Requirement
Please copy out the entries exactly, skipping any pictures.

Dataset content
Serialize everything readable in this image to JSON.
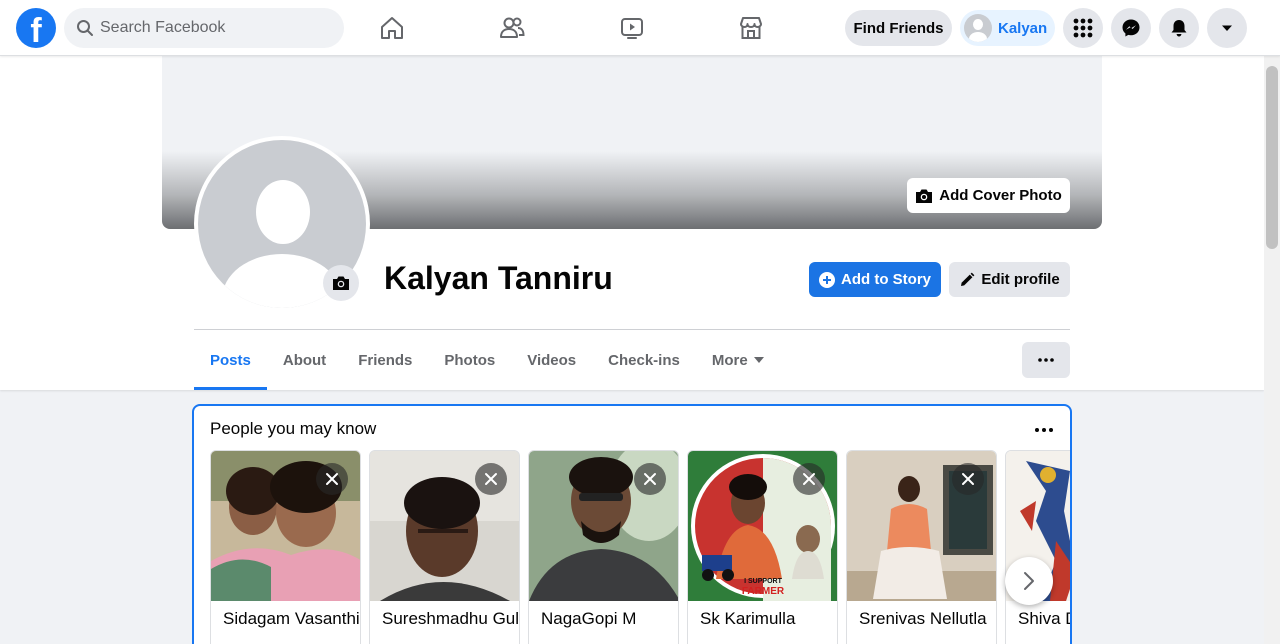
{
  "topbar": {
    "logo": "f",
    "search_placeholder": "Search Facebook",
    "nav_icons": [
      "home-icon",
      "friends-icon",
      "watch-icon",
      "marketplace-icon"
    ],
    "find_friends": "Find Friends",
    "user_name": "Kalyan",
    "right_icons": [
      "menu-grid-icon",
      "messenger-icon",
      "notifications-icon",
      "account-caret-icon"
    ]
  },
  "profile": {
    "add_cover_photo": "Add Cover Photo",
    "name": "Kalyan Tanniru",
    "add_to_story": "Add to Story",
    "edit_profile": "Edit profile",
    "tabs": [
      "Posts",
      "About",
      "Friends",
      "Photos",
      "Videos",
      "Check-ins",
      "More"
    ],
    "active_tab": "Posts"
  },
  "pymk": {
    "title": "People you may know",
    "people": [
      {
        "name": "Sidagam Vasanthi"
      },
      {
        "name": "Sureshmadhu Gulla"
      },
      {
        "name": "NagaGopi M"
      },
      {
        "name": "Sk Karimulla",
        "badge_line1": "I SUPPORT",
        "badge_line2": "FARMER"
      },
      {
        "name": "Srenivas Nellutla"
      },
      {
        "name": "Shiva D"
      }
    ]
  },
  "colors": {
    "brand": "#1877f2",
    "button_gray": "#e4e6eb",
    "page_bg": "#f0f2f5"
  }
}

Task response
Serialize everything readable in this image to JSON.
{
  "topbar": {
    "logo": "f",
    "search_placeholder": "Search Facebook",
    "nav_icons": [
      "home-icon",
      "friends-icon",
      "watch-icon",
      "marketplace-icon"
    ],
    "find_friends": "Find Friends",
    "user_name": "Kalyan",
    "right_icons": [
      "menu-grid-icon",
      "messenger-icon",
      "notifications-icon",
      "account-caret-icon"
    ]
  },
  "profile": {
    "add_cover_photo": "Add Cover Photo",
    "name": "Kalyan Tanniru",
    "add_to_story": "Add to Story",
    "edit_profile": "Edit profile",
    "tabs": [
      "Posts",
      "About",
      "Friends",
      "Photos",
      "Videos",
      "Check-ins",
      "More"
    ],
    "active_tab": "Posts"
  },
  "pymk": {
    "title": "People you may know",
    "people": [
      {
        "name": "Sidagam Vasanthi"
      },
      {
        "name": "Sureshmadhu Gulla"
      },
      {
        "name": "NagaGopi M"
      },
      {
        "name": "Sk Karimulla",
        "badge_line1": "I SUPPORT",
        "badge_line2": "FARMER"
      },
      {
        "name": "Srenivas Nellutla"
      },
      {
        "name": "Shiva D"
      }
    ]
  },
  "colors": {
    "brand": "#1877f2",
    "button_gray": "#e4e6eb",
    "page_bg": "#f0f2f5"
  }
}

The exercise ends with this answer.